After all this time, things were beginning to look up again. Gull, Judas Priest’s original record label, asked Al to do an album of heavier stuff, more in the mode of that band, and r e c e n t l y h e h a s recorded a couple of the songs he wrote with them all those years ago. Al acknowledges he is trading on his past a bit, but he can shift a few thousand more copies if he does, and at his time of life he’s not as worried by that as he once would have been.
And there is clearly plenty of interest in ‘Al A t k i n s , e x - J u d a s Priest’. At a recent show with his new band The Holy Rage in Dudley, he was aware of a contingent of travelling fans.
Fans “A Polish chap rode up on his motorbike from London with his girlfriend.” says Al. “I told Sam, the club’s owner, about him and he said, ‘see the four guys with the beards and hair at the bar? They’ve come over from Germany to see you.’ It’s amazing.” American rock fans are just as keen. Al has toured the east coast of America in recent years, playing to thousands who are thrilled to see someone with connections to one of their favourite bands, and he has been interviewed on several music channels both in the States and Europe.
“I couldn’t believe it when I went to America last time.” he enthused. “People know me out there. I was signing autographs and people were taking pictures. I thought this is nothing like England, where they go, ‘Who?’ So does he ever feel any bitterness about what might have been? “It was 1980 that really made them household names, and I saw them at the Odeon in Birmingham. It was hard, I suppose, thinking there’s a band that I’d helped form doing really well and ‘why not me!’” Al laughs.
“But Rob Halford was an incredible vocalist, his range was phenomenal.
I think if he’d been a lesser vocalist, and I’d thought I could do better I’d have been really frustrated, but no. I’ve got a lot of respect for the band b e c a u s e t h e y ’ v e worked really hard over the last forty years.” He seems to have more pride for them than envy. And though he doesn’t see that much of them these days, Ian Hill, who along with Ken Downing is the only remaining link with the band’s original incarnation, did Al the favour of writing a lengthy introduction for his new book.
Then, out of the blue, came another voice from the dim and distant past. Albert Hinton, the guitarist who left the Bitta Sweet for a new life in Australia, called Al a few weeks ago and announced that he was on his way over, and would Al get the rest of the band together for a drink? After forty years, this was a tall order. Bruno Stapenhill lives in Devon, drummer Lawrence Farley (always Losser to his mates) sadly died three years ago, and Brian Fieldhouse has been unwell of late.

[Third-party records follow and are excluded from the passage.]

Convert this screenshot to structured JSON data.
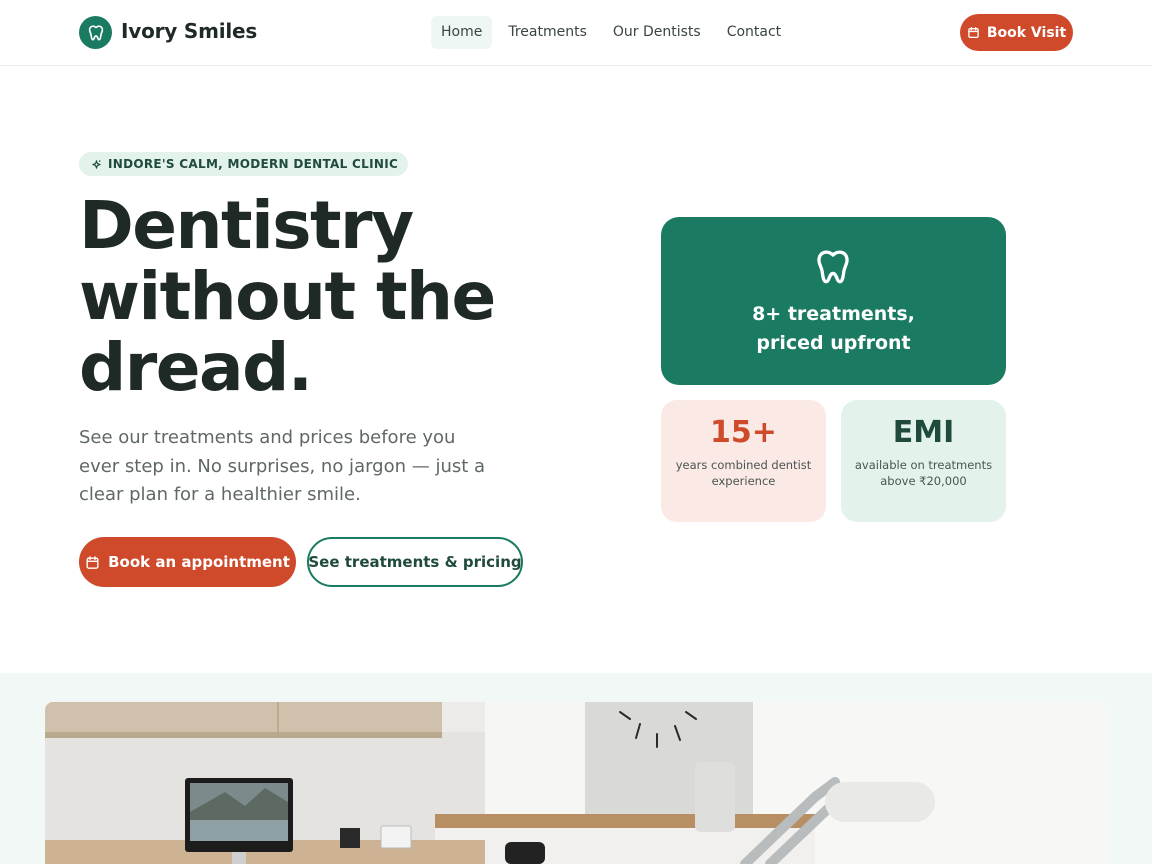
{
  "brand": {
    "name": "Ivory Smiles",
    "logo_icon": "tooth-icon",
    "color": "#1a7a62"
  },
  "nav": {
    "links": [
      {
        "label": "Home",
        "active": true
      },
      {
        "label": "Treatments",
        "active": false
      },
      {
        "label": "Our Dentists",
        "active": false
      },
      {
        "label": "Contact",
        "active": false
      }
    ],
    "cta": {
      "label": "Book Visit",
      "icon": "calendar-icon",
      "color": "#cf4a2b"
    }
  },
  "hero": {
    "badge": {
      "icon": "sparkle-icon",
      "label": "INDORE'S CALM, MODERN DENTAL CLINIC"
    },
    "title_lines": [
      "Dentistry",
      "without the",
      "dread."
    ],
    "subtitle": "See our treatments and prices before you ever step in. No surprises, no jargon — just a clear plan for a healthier smile.",
    "primary_button": {
      "label": "Book an appointment",
      "icon": "calendar-icon"
    },
    "secondary_button": {
      "label": "See treatments & pricing"
    }
  },
  "cards": {
    "main": {
      "icon": "tooth-icon",
      "line1": "8+ treatments,",
      "line2": "priced upfront",
      "color": "#1a7a62"
    },
    "years": {
      "value": "15+",
      "label": "years combined dentist experience",
      "color": "#cf4a2b"
    },
    "emi": {
      "value": "EMI",
      "label": "available on treatments above ₹20,000",
      "color": "#1f4a3c"
    }
  },
  "photo": {
    "subject": "clinic-interior-image"
  }
}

But Al got together with Albert, Ken Ford, and Lawrence’s wife and daughter, Noreen and Susan to chat about those far-off times. A lot has happened in the forty years since Al and Albert last sat together with a pint.
Bitta Sweet memories indeed.
Al’s book ‘Dawn of the Metal Gods’ is available now. For details of how to obtain a copy, visit Al’s website: www.alatkins.com, or call the Bugle for further details. Al and his band will be performing at The Public Arts Centre in West Bromwich on Nov 14th.